Not all online Linux support groups refer to themselves as "a LUG", and the use of the word is sometimes (as in the Linux User Group HOWTO) intended to specifically refer to groups of Linux users which organise regular meetings. However, the LUG indexes list groups with members over a large geographical area, and over time, organisations like the EU LUG, for Linux users throughout the European Union (as of 2005, apparently defunct) use the term LUG to refer to themselves.

Online LUGs use mailing lists, bulletin boards and IRC as their primary method of communication, with members meeting physically seldom or not at all. As with local LUGs, some groups are limited to technical discussions and others seek to form social bonds between Linux users by having "chat" or "off topic" forums.

Reasons for forming or joining an online LUG vary. Some members of online LUGs may be relatively isolated without a local LUG accessible or with only a few other Linux users in their area. Some Linux users are dissatisfied with their local LUG for reasons that might include its size, insularity or atmosphere: the online group LinuxChix, which is a worldwide LUG and social group for women Linux users, was founded due to the perceived aggression and rudeness prevalent in other Linux forums. The potential member base of an online LUG, as with other online support groups, make them suitable for people seeking help with more obscure or difficult problems.

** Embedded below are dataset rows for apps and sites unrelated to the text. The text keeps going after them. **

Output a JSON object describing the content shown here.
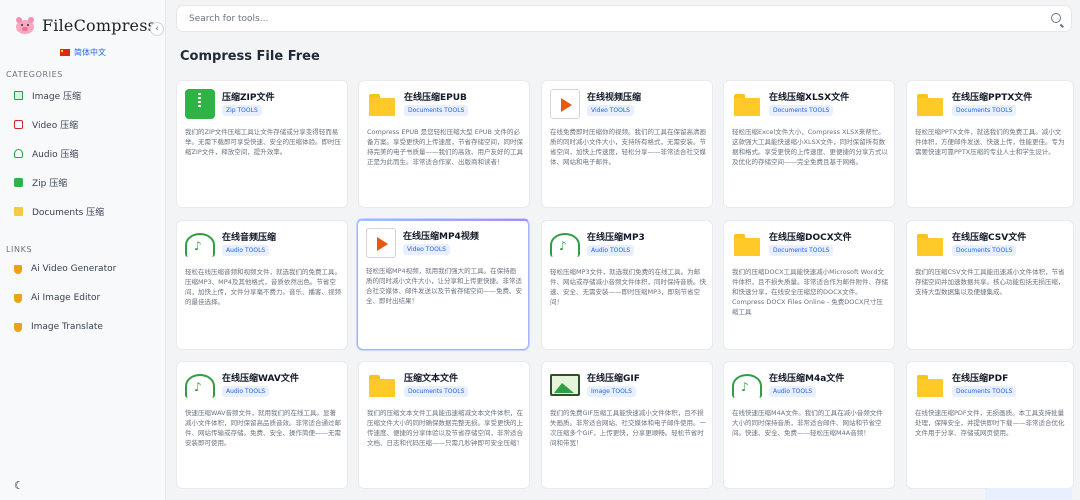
{
  "app": {
    "logo_text": "FileCompress",
    "language": "简体中文"
  },
  "sidebar": {
    "categories_title": "CATEGORIES",
    "categories": [
      {
        "label": "Image 压缩",
        "icon": "image-icon"
      },
      {
        "label": "Video 压缩",
        "icon": "video-icon"
      },
      {
        "label": "Audio 压缩",
        "icon": "audio-icon"
      },
      {
        "label": "Zip 压缩",
        "icon": "zip-icon"
      },
      {
        "label": "Documents 压缩",
        "icon": "folder-icon"
      }
    ],
    "links_title": "LINKS",
    "links": [
      {
        "label": "Ai Video Generator",
        "icon": "trophy-icon"
      },
      {
        "label": "Ai Image Editor",
        "icon": "trophy-icon"
      },
      {
        "label": "Image Translate",
        "icon": "trophy-icon"
      }
    ]
  },
  "search": {
    "placeholder": "Search for tools..."
  },
  "main": {
    "title": "Compress File Free"
  },
  "cards": [
    {
      "title": "压缩ZIP文件",
      "tag": "Zip TOOLS",
      "icon": "zip-icon",
      "desc": "我们的ZIP文件压缩工具让文件存储或分享变得轻而易举。无需下载即可享受快速、安全的压缩体验。即时压缩ZIP文件，释放空间，提升效率。"
    },
    {
      "title": "在线压缩EPUB",
      "tag": "Documents TOOLS",
      "icon": "folder-icon",
      "desc": "Compress EPUB 是您轻松压缩大型 EPUB 文件的必备方案。享受更快的上传速度，节省存储空间，同时保持完美的电子书质量——我们的高效、用户友好的工具正是为此而生。非常适合作家、出版商和读者！"
    },
    {
      "title": "在线视频压缩",
      "tag": "Video TOOLS",
      "icon": "video-icon",
      "desc": "在线免费即时压缩你的视频。我们的工具在保留高清画质的同时减小文件大小，支持所有格式，无需安装。节省空间，加快上传速度，轻松分享——非常适合社交媒体、网站和电子邮件。"
    },
    {
      "title": "在线压缩XLSX文件",
      "tag": "Documents TOOLS",
      "icon": "folder-icon",
      "desc": "轻松压缩Excel文件大小，Compress XLSX来帮忙。这款强大工具能快速缩小XLSX文件，同时保留所有数据和格式。享受更快的上传速度、更便捷的分享方式以及优化的存储空间——完全免费且基于网络。"
    },
    {
      "title": "在线压缩PPTX文件",
      "tag": "Documents TOOLS",
      "icon": "folder-icon",
      "desc": "轻松压缩PPTX文件，就选我们的免费工具。减小文件体积，方便邮件发送、快速上传，性能更佳。专为需要快速可靠PPTX压缩的专业人士和学生设计。"
    },
    {
      "title": "在线音频压缩",
      "tag": "Audio TOOLS",
      "icon": "audio-icon",
      "desc": "轻松在线压缩音频和视频文件，就选我们的免费工具。压缩MP3、MP4及其他格式，音质依然出色。节省空间，加快上传，文件分享毫不费力。音乐、播客、视频的最佳选择。"
    },
    {
      "title": "在线压缩MP4视频",
      "tag": "Video TOOLS",
      "icon": "video-icon",
      "desc": "轻松压缩MP4视频，就用我们强大的工具。在保持画质的同时减小文件大小，让分享和上传更快捷。非常适合社交媒体、邮件发送以及节省存储空间——免费、安全、即时出结果！"
    },
    {
      "title": "在线压缩MP3",
      "tag": "Audio TOOLS",
      "icon": "audio-icon",
      "desc": "轻松压缩MP3文件，就选我们免费的在线工具。为邮件、网站或存储减小音频文件体积，同时保持音质。快速、安全、无需安装——即时压缩MP3，即刻节省空间！"
    },
    {
      "title": "在线压缩DOCX文件",
      "tag": "Documents TOOLS",
      "icon": "folder-icon",
      "desc": "我们的压缩DOCX工具能快速减小Microsoft Word文件体积，且不损失质量。非常适合作为邮件附件、存储和快速分享，在线安全压缩您的DOCX文件。Compress DOCX Files Online - 免费DOCX尺寸压缩工具"
    },
    {
      "title": "在线压缩CSV文件",
      "tag": "Documents TOOLS",
      "icon": "folder-icon",
      "desc": "我们的压缩CSV文件工具能迅速减小文件体积，节省存储空间并加速数据共享。核心功能包括无损压缩，支持大型数据集以及便捷集成。"
    },
    {
      "title": "在线压缩WAV文件",
      "tag": "Audio TOOLS",
      "icon": "audio-icon",
      "desc": "快速压缩WAV音频文件，就用我们的在线工具。显著减小文件体积，同时保留高品质音效。非常适合通过邮件、网站传输或存储。免费、安全、操作简便——无需安装即可使用。"
    },
    {
      "title": "压缩文本文件",
      "tag": "Documents TOOLS",
      "icon": "folder-icon",
      "desc": "我们的压缩文本文件工具能迅速缩减文本文件体积，在压缩文件大小的同时确保数据完整无损。享受更快的上传速度、便捷的分享体验以及节省存储空间，非常适合文档、日志和代码压缩——只需几秒钟即可安全压缩！"
    },
    {
      "title": "在线压缩GIF",
      "tag": "Image TOOLS",
      "icon": "image-icon",
      "desc": "我们的免费GIF压缩工具能快速减小文件体积，且不损失画质。非常适合网站、社交媒体和电子邮件使用。一次压缩多个GIF，上传更快，分享更顺畅。轻松节省时间和带宽！"
    },
    {
      "title": "在线压缩M4a文件",
      "tag": "Audio TOOLS",
      "icon": "audio-icon",
      "desc": "在线快速压缩M4A文件。我们的工具在减小音频文件大小的同时保持音质，非常适合邮件、网站和节省空间。快速、安全、免费——轻松压缩M4A音频！"
    },
    {
      "title": "在线压缩PDF",
      "tag": "Documents TOOLS",
      "icon": "folder-icon",
      "desc": "在线快速压缩PDF文件，无损画质。本工具支持批量处理，保障安全，并提供即时下载——非常适合优化文件用于分享、存储或网页使用。"
    }
  ]
}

Some Linux users are part of both a local LUG and an online LUG.

See also

 
  • Unix
  • LUGs, FSUGs, GLUGs in India and Asia
  • LUGs in Australia
  • LUGs in Canada
  • LUGs in Africa
  • LUGs in Colombia
  • LUGs in Ireland
  • LUGs in Portugal
  • LUGs in New Zealand
  • LUGs, FSUGs, GLUGs in the UK
  • Category:Computer-related organizations
  • Computer User Group
  • Macintosh User Group

External links

  • LUGs
  • UK LUGs
  • LUGs WorldWide
  • SVLUG Historical Note (Historical interest only!)
  • Typical LUG Attendees
  • Linux User Group Meetings
  • Moldova LUG
Retrieved from "http://en.wikipedia.org/wiki/Linux_User_Group"